During WWII, the Ministry of Information was responsible for news and press censorship, publicity and propaganda. The Crown Film Unit (formerly the General Post Office Film Unit) was transferred to the Ministry in April 1940 to produce documentaries and films publicising emergency measures and information on wartime events, including films for propaganda purposes. Pinewood Studios, situated near the town of Iver Heath in Buckinghamshire, approx 20 miles west of London, was requisitioned and used as a base for the CFU, the Army Film and Photographic Unit, the RAF Film Unit and the Polish Air Force Film Unit.

Two examples of CFU films:

Britons at War 3 - A Welcome to Britain. This information film was made to explain the British way of life to GIs newly stationed in war-time Britain. It starred Burgess Meredith, then a Lieutenant in the US Air Transport Command, and featured Bob Hope.

Fires Were Started. This propaganda film pays tribute to the men and women who served in the Auxiliary Fire Service during the London Blitz by giving a dramatic portrayal of 24 hours in the lives of several fire-fighters and using the fire-fighters themselves as the actors.

Link: British Film Institute

Episode: Eagle Day


Crystal Palace

A huge iron and glass building originally built to house the Great Exhibition of 1851. Relocated, rebuilt and expanded in 1854, it eventually burnt down in 1936, lighting up the city skyline for miles around - hence the expression, 'the whole lot went up like Crystal Palace'.

Link: Crystal Palace entry at Wikipedia

Episode: Invasion


Currency

Prior to Decimal Currency Day on 15th February, 1971, the English coinage system was based on the following relationships:

2 Farthings = 1 Halfpenny (ha'penny)
2 Halfpence = 1 Penny
2 Pence = Tuppence
6 Pence = Sixpence (often referred to as a tanner)
12 Pence = 1 Shilling (often referred to as bob, e.g. six bob)
2 shillings = 1 Florin (or two bob bit)
2 Shillings and 6 Pence = 1 Half Crown (rarely referred to as half a dollar)
5 shillings = 1 Crown
20 Shillings = 1 Pound (often referred to as a quid)
21 Shillings = 1 Guinea
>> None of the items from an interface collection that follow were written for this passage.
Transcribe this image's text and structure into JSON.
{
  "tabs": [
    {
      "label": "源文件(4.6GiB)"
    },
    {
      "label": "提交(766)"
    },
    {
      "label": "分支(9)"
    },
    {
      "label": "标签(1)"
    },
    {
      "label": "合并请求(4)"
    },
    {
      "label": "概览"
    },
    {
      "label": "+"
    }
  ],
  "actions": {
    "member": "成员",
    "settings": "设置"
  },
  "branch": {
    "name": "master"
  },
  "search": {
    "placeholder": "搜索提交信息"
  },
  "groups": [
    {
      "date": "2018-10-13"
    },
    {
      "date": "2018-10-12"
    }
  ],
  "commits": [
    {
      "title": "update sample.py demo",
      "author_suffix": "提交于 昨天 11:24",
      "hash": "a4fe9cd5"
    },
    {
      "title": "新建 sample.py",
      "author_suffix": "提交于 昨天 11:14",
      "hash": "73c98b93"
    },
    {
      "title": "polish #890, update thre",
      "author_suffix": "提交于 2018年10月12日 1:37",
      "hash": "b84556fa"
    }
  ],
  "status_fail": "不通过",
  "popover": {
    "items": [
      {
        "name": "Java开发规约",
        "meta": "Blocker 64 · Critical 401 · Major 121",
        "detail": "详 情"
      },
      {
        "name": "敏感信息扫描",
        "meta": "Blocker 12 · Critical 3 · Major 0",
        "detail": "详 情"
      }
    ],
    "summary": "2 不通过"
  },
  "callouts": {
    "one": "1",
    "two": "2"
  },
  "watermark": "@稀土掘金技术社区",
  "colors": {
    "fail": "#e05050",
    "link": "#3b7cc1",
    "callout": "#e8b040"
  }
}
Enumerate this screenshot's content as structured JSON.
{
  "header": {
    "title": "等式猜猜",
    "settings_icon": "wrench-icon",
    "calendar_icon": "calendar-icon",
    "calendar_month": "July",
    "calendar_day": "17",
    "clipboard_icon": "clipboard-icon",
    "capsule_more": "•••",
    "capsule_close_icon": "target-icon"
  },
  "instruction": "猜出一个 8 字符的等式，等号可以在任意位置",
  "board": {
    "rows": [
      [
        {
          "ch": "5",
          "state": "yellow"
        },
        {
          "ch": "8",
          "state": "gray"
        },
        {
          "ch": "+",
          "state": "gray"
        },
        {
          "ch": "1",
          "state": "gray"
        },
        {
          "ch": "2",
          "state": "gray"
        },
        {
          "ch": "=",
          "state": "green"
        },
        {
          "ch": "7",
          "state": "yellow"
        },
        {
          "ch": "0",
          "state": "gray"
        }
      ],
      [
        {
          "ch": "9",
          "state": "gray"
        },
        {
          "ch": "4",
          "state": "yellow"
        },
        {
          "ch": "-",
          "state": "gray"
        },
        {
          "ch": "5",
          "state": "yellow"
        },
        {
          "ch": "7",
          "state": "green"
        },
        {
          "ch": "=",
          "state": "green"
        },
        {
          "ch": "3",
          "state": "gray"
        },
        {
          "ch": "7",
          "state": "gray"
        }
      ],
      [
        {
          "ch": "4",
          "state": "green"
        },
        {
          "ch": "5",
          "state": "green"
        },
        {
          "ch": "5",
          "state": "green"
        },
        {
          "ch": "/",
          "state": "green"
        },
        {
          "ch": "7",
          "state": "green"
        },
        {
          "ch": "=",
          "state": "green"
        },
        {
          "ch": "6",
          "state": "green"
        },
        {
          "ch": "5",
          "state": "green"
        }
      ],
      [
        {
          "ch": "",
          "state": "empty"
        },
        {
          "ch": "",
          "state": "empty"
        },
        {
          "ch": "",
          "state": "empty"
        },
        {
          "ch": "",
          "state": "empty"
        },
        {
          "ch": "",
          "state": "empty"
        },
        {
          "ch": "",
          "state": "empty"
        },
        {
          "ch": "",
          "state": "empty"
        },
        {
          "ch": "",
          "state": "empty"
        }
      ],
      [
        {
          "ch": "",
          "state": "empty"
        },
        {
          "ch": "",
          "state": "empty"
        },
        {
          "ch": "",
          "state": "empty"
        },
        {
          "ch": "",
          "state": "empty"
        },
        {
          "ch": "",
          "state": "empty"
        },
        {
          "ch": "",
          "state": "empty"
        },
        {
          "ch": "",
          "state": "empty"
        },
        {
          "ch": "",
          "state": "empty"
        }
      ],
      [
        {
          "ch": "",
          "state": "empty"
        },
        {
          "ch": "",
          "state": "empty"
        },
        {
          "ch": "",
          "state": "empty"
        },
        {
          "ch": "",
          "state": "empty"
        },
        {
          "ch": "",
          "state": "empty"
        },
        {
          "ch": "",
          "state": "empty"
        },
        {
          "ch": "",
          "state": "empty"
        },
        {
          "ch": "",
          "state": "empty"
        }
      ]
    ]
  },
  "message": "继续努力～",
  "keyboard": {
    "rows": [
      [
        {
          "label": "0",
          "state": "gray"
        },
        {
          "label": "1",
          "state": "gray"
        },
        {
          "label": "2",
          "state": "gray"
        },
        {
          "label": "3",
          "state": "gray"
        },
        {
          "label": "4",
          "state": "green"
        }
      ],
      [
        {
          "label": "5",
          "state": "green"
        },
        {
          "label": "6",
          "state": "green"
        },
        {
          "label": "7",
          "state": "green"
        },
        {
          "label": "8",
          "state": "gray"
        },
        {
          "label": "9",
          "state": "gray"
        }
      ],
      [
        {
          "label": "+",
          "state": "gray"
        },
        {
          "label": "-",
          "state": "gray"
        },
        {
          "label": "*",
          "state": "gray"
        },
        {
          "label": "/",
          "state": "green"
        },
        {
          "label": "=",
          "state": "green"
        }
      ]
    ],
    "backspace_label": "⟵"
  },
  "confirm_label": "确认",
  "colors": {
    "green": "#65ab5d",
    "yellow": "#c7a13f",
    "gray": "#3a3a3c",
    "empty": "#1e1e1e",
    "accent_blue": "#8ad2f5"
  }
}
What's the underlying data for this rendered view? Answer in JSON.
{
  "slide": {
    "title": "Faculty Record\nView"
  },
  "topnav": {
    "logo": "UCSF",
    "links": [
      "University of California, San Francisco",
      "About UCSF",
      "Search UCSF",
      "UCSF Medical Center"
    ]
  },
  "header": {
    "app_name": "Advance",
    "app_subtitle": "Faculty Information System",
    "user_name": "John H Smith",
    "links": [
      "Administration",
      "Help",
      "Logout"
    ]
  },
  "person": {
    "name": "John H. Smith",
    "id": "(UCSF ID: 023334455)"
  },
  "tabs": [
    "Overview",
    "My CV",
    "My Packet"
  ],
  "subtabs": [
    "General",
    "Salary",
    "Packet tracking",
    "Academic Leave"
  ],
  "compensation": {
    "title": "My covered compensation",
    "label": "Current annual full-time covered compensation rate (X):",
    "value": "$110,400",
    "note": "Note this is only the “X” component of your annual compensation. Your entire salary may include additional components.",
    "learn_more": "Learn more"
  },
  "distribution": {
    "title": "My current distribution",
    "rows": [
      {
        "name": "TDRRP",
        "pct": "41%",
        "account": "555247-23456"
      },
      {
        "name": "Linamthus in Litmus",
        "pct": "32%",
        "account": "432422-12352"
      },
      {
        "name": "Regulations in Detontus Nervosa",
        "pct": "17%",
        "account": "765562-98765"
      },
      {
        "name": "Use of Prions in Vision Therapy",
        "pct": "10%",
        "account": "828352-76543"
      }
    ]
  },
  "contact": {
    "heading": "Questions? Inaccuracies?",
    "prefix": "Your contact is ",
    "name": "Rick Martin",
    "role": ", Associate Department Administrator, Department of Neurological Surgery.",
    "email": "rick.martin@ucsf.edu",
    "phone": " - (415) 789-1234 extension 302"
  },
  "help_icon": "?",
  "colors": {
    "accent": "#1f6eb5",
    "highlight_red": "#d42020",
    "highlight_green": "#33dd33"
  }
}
The ten-shilling (or ten-bob) note, introduced in 1928, had only a short life. In 1971 it was replaced by the decimal equivalent, 50p.


Link: Coins of England and Great Britain
Link : Bank of England, ten-shilling note